## Exercise goal
The required output is every record, written out exactly.

## Interface dataset entries
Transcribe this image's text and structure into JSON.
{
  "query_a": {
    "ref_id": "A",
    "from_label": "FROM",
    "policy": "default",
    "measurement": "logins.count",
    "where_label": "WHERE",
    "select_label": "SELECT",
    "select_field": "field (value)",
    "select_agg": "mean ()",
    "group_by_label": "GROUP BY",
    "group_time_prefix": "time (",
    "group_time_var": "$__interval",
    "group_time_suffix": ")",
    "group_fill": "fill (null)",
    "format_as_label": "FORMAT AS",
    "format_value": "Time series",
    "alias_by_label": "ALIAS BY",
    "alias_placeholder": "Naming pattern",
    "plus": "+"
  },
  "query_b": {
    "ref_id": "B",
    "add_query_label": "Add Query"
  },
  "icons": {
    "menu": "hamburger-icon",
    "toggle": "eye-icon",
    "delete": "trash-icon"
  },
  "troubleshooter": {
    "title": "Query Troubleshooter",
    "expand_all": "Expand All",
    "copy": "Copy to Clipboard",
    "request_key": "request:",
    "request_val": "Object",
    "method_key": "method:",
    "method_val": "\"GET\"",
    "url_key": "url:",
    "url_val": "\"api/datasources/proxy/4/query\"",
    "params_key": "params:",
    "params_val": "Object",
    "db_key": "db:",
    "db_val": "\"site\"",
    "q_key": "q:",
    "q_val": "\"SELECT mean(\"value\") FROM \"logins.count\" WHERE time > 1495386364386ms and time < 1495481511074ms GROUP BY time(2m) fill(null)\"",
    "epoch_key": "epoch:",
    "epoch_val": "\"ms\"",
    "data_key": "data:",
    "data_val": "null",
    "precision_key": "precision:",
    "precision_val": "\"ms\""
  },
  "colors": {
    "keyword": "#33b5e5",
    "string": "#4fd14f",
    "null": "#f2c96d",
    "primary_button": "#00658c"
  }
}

## Answer for this exercise
Transcribe this image's text and structure into JSON.
{
  "query_a": {
    "ref_id": "A",
    "from_label": "FROM",
    "policy": "default",
    "measurement": "logins.count",
    "where_label": "WHERE",
    "select_label": "SELECT",
    "select_field": "field (value)",
    "select_agg": "mean ()",
    "group_by_label": "GROUP BY",
    "group_time_prefix": "time (",
    "group_time_var": "$__interval",
    "group_time_suffix": ")",
    "group_fill": "fill (null)",
    "format_as_label": "FORMAT AS",
    "format_value": "Time series",
    "alias_by_label": "ALIAS BY",
    "alias_placeholder": "Naming pattern",
    "plus": "+"
  },
  "query_b": {
    "ref_id": "B",
    "add_query_label": "Add Query"
  },
  "icons": {
    "menu": "hamburger-icon",
    "toggle": "eye-icon",
    "delete": "trash-icon"
  },
  "troubleshooter": {
    "title": "Query Troubleshooter",
    "expand_all": "Expand All",
    "copy": "Copy to Clipboard",
    "request_key": "request:",
    "request_val": "Object",
    "method_key": "method:",
    "method_val": "\"GET\"",
    "url_key": "url:",
    "url_val": "\"api/datasources/proxy/4/query\"",
    "params_key": "params:",
    "params_val": "Object",
    "db_key": "db:",
    "db_val": "\"site\"",
    "q_key": "q:",
    "q_val": "\"SELECT mean(\"value\") FROM \"logins.count\" WHERE time > 1495386364386ms and time < 1495481511074ms GROUP BY time(2m) fill(null)\"",
    "epoch_key": "epoch:",
    "epoch_val": "\"ms\"",
    "data_key": "data:",
    "data_val": "null",
    "precision_key": "precision:",
    "precision_val": "\"ms\""
  },
  "colors": {
    "keyword": "#33b5e5",
    "string": "#4fd14f",
    "null": "#f2c96d",
    "primary_button": "#00658c"
  }
}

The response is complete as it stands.